Postdate: 23 November 2016
Different techniques have been developed to manipulate and control emotions in a positive way. One of the most well-known techniques is cognitive behavioural therapy (CBT). The first to develop this therapy were Aaron Beck and Albert Ellis. It is important to know what cognitive therapy and behavioural therapy mean, as these two terms arose independently from each other.
Cognition is about the effect of thinking on the emotional and practical life. The sensory stimuli from your environment are combined with insight and knowledge. In the field of cognitive psychology, behaviour is explained by looking at environmental stimuli on the one hand, and at the person's reaction on the other hand. The principle is that the perceptions are translated into thoughts, which are then coloured by prior experiences. When you, for example, look at important events in your life from a negative perspective, then this will impact on your emotional life: you will get anxious, angry, or irritated more quickly. This, in turn, will have a negative effect on your behaviour. Another well-known example is the 'the glass is half full or half empty'. These kinds of thoughts affect your behaviour and even your state of mind.

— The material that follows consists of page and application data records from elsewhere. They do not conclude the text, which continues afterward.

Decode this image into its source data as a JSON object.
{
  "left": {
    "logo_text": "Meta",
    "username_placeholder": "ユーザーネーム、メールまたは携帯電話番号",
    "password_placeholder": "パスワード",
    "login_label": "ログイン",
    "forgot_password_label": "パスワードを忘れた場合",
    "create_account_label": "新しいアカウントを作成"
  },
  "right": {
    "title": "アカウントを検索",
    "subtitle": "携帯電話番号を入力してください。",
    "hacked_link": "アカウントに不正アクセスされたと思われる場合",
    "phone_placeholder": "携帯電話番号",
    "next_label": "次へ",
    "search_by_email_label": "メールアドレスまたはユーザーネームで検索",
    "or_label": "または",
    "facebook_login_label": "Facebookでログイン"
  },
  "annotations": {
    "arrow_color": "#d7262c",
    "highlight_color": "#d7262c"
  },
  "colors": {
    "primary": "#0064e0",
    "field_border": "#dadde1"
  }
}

With behavioural therapy, a person's behaviour is at the core: how you act determines for a large part how you feel. By putting negative emotions away or by avoiding them, you make them even stronger. When you have not learned how to control yourself, for example, you will sooner be the victim of your own impulsiveness. The trick is to emphasise good habits and to get rid of bad ones. Some of the pillars of mental strength are the acceptance of changes, a continuous self-improvement, and learning from your mistakes. A cognitive ability can thus affect the way of thinking of interpretation as well as the way we act or let go. Sometimes, the focus lies on thinking, sometimes more on acting or letting go. This can help you to get more out of yourself, as it is good to know by which thoughts you are hampered and where they come from.
'We first make our habits, and then our habits make us'